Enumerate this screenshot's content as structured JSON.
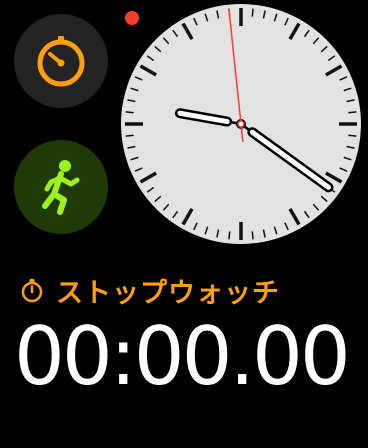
{
  "complications": {
    "timer": {
      "icon": "timer-icon",
      "color": "#ff9f0a"
    },
    "workout": {
      "icon": "running-figure-icon",
      "color": "#9cf21b"
    }
  },
  "notification": {
    "color": "#ff3b30"
  },
  "clock": {
    "face_color": "#e2e2e2",
    "second_hand_color": "#ff3b30",
    "time": {
      "hour": 9,
      "minute": 20,
      "second": 59
    }
  },
  "stopwatch": {
    "label": "ストップウォッチ",
    "label_color": "#ff9f0a",
    "time": "00:00.00"
  }
}
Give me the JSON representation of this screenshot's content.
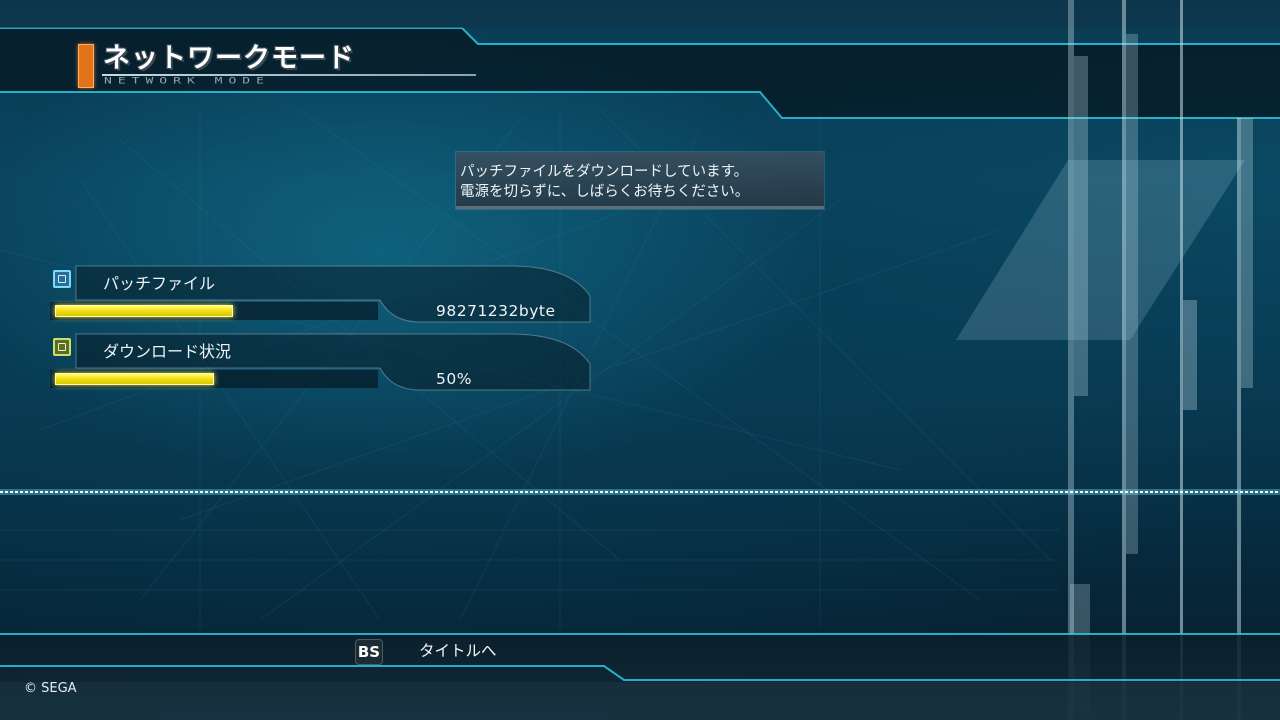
{
  "header": {
    "title": "ネットワークモード",
    "subtitle": "NETWORK MODE"
  },
  "message": {
    "line1": "パッチファイルをダウンロードしています。",
    "line2": "電源を切らずに、しばらくお待ちください。"
  },
  "patch_file": {
    "label": "パッチファイル",
    "size": "98271232byte",
    "bar_fill_fraction": 0.56
  },
  "download_status": {
    "label": "ダウンロード状況",
    "percent_text": "50%",
    "progress_fraction": 0.5
  },
  "footer": {
    "button_key": "BS",
    "button_label": "タイトルへ",
    "copyright": "© SEGA"
  },
  "colors": {
    "accent_orange": "#e2731a",
    "bar_yellow": "#f3e51e",
    "frame_cyan": "#2ec6e0",
    "background": "#0a3b52"
  },
  "icons": {
    "patch_file": "square-icon-blue",
    "download_status": "square-icon-green"
  }
}
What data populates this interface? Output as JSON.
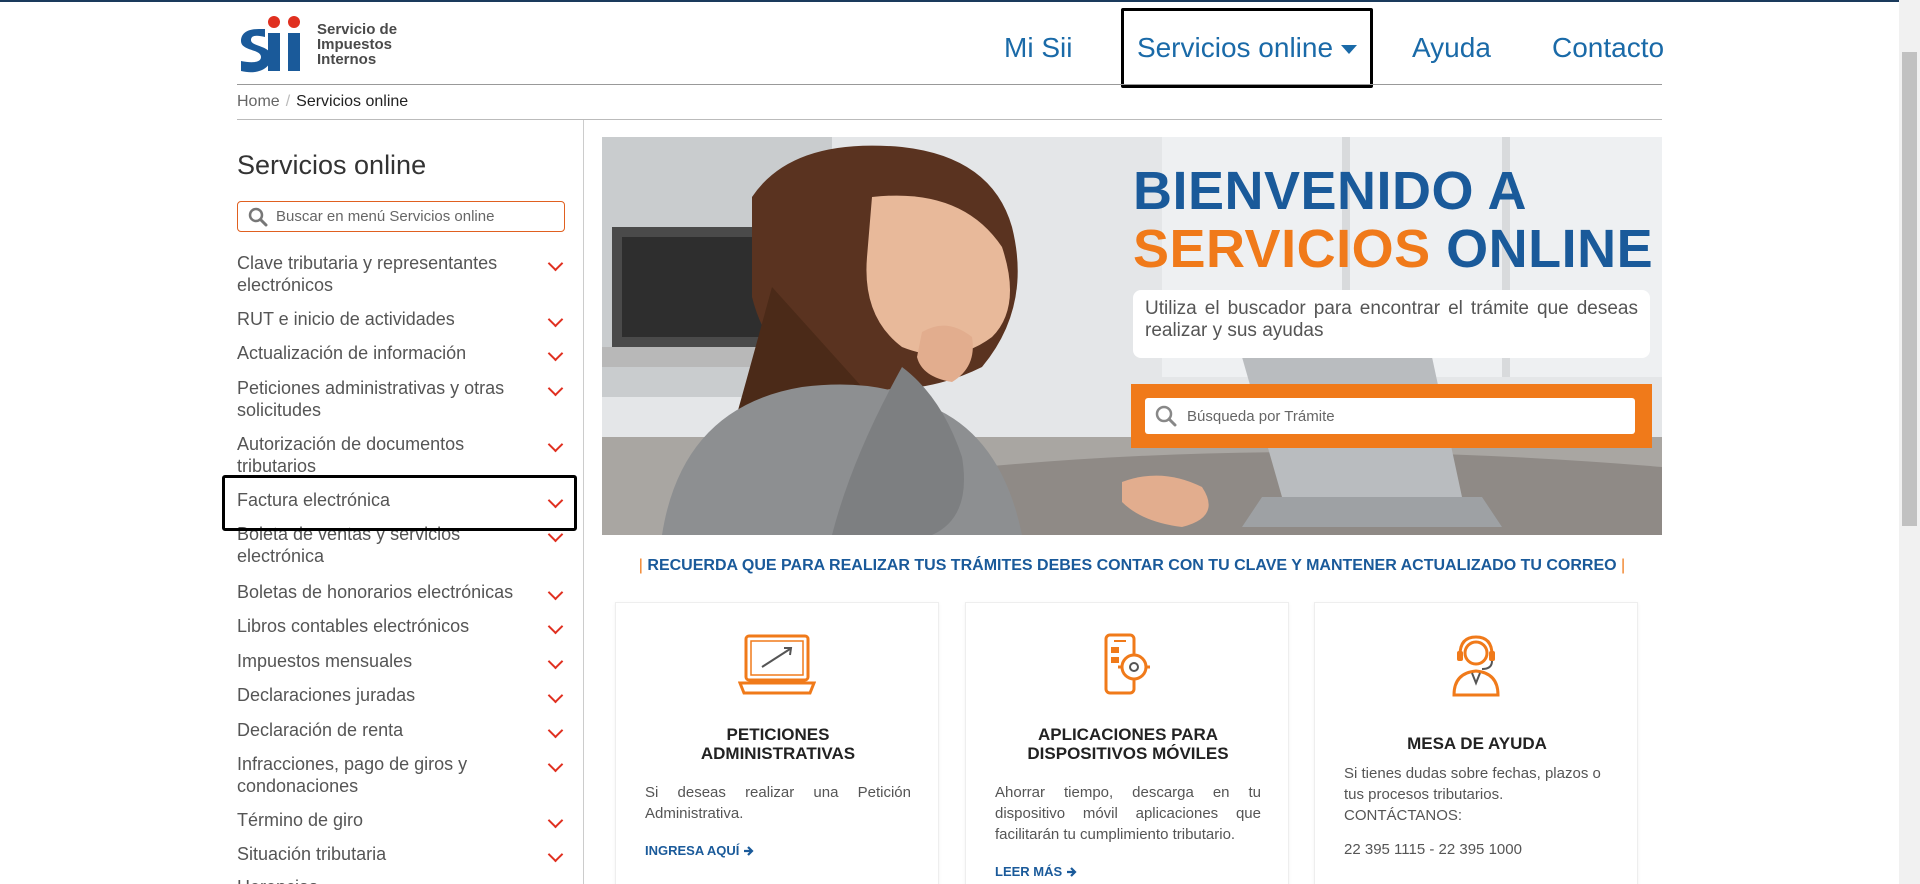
{
  "header": {
    "logo": {
      "line1": "Servicio de",
      "line2": "Impuestos",
      "line3": "Internos"
    },
    "nav": {
      "mi_sii": "Mi Sii",
      "servicios_online": "Servicios online",
      "ayuda": "Ayuda",
      "contacto": "Contacto"
    }
  },
  "breadcrumb": {
    "home": "Home",
    "separator": "/",
    "current": "Servicios online"
  },
  "sidebar": {
    "title": "Servicios online",
    "search_placeholder": "Buscar en menú Servicios online",
    "items": [
      {
        "label": "Clave tributaria y representantes electrónicos"
      },
      {
        "label": "RUT e inicio de actividades"
      },
      {
        "label": "Actualización de información"
      },
      {
        "label": "Peticiones administrativas y otras solicitudes"
      },
      {
        "label": "Autorización de documentos tributarios"
      },
      {
        "label": "Factura electrónica"
      },
      {
        "label": "Boleta de ventas y servicios electrónica"
      },
      {
        "label": "Boletas de honorarios electrónicas"
      },
      {
        "label": "Libros contables electrónicos"
      },
      {
        "label": "Impuestos mensuales"
      },
      {
        "label": "Declaraciones juradas"
      },
      {
        "label": "Declaración de renta"
      },
      {
        "label": "Infracciones, pago de giros y condonaciones"
      },
      {
        "label": "Término de giro"
      },
      {
        "label": "Situación tributaria"
      },
      {
        "label": "Herencias"
      }
    ]
  },
  "hero": {
    "title_line1": "BIENVENIDO A",
    "title_line2_orange": "SERVICIOS",
    "title_line2_blue": "ONLINE",
    "subtitle": "Utiliza el buscador para encontrar el trámite que deseas realizar y sus ayudas",
    "search_placeholder": "Búsqueda por Trámite"
  },
  "notice": {
    "bar_left": "|",
    "text": "RECUERDA QUE PARA REALIZAR TUS TRÁMITES DEBES CONTAR CON TU CLAVE Y MANTENER ACTUALIZADO TU CORREO",
    "bar_right": "|"
  },
  "cards": [
    {
      "title_line1": "PETICIONES",
      "title_line2": "ADMINISTRATIVAS",
      "body": "Si deseas realizar una Petición Administrativa.",
      "link": "INGRESA AQUÍ"
    },
    {
      "title_line1": "APLICACIONES PARA",
      "title_line2": "DISPOSITIVOS MÓVILES",
      "body": "Ahorrar tiempo, descarga en tu dispositivo móvil aplicaciones que facilitarán tu cumplimiento tributario.",
      "link": "LEER MÁS"
    },
    {
      "title_line1": "MESA DE AYUDA",
      "body": "Si tienes dudas sobre fechas, plazos o tus procesos tributarios.",
      "body_line2": "CONTÁCTANOS:",
      "phones": "22 395 1115 - 22 395 1000"
    }
  ],
  "colors": {
    "brand_blue": "#1a5a9a",
    "accent_orange": "#f07a1a",
    "chevron_red": "#e03020"
  }
}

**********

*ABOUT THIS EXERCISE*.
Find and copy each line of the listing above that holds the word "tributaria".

*ANSWER*.
        "label": "Clave tributaria y representantes electrónicos"
        "label": "Situación tributaria"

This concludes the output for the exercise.